With all the chaos, there are now many more opportunities for companies to look for talent around the globe that would not necessarily have been available previously. Technology has played an enormous part connecting the world, which has not gone unnoticed by recruitment agencies and HR practitioners. The Global Talent pool is much more accessible, where recruiters can tap into talent sources to assist companies with their talent acquisition strategy. The connecting of companies with candidates to fill a specific business need ensures that certain skills available on the global market are available to bridge their skills gap locally. Should the job profile allow the candidate to continue working from his/her home, this could be a huge cost saving to both parties.
 
If you are looking to source Global Talent, the process could become quite costly and a Global Talent Acquisition Strategy needs to be put in place with airtight contracts, ensuring the company and candidate are aware of any tax implications.

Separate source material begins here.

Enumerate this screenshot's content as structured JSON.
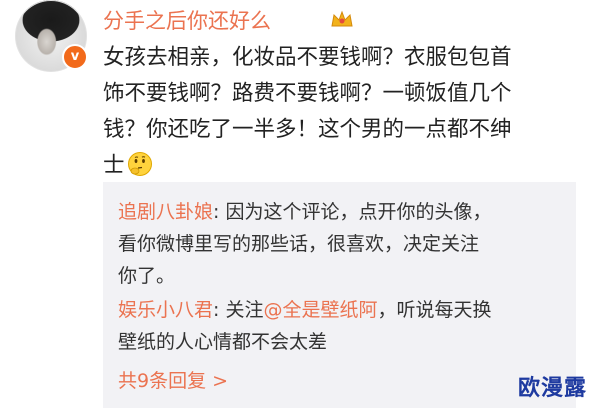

One of the vital components to Global Talent Acquisition is to have a strategic workforce plan in place. Some of the questions to consider are: would the business be expanding into new markets and areas and what is the goal and outcome to be achieved? A survey on the current workforce would be beneficial to see where the skills gaps are and how to bridge the gaps. Would the current employees benefit and learn from a global talent source, therefore transferring knowledge and upskilling the current workforce?
 
Dealing with Global Talent can be quite difficult, as the culture varies from country to country and at times region to region. Research the country and cultures before proceeding, as the incorrect approach may deter the best candidates from accepting or applying for the positions. Ensure the Job Description is clearly defined and detailed of what the expectation is, as well as the required qualifications and benefits.
 
A company’s EVP (Employee Value Proposition) can entice Global Talent, but make sure that this is in place before entering into the Global Talent Space. Most candidates are looking for opportunities to share skills and talents and are wanting to gain additional skills and be financially secure. Engage with international agencies to ensure that there is a transparent compensation and contracts in place that cover both parties.
 
When selecting candidates, the relevant cross-border/country checks must be in place, as a company could be held liable for repatriation costs. If the candidate is indeed required to relocate, both parties are to consider work permits, relocation packages and legal fees. Once the new candidate has joined the team both virtually or in person, every effort must be made to ensure he/she is welcomed and included in the company culture. Most candidate failures are due to a cultural misfit.
 
Moore Global has a wonderful secondment plan where staff can apply to almost any country in the world.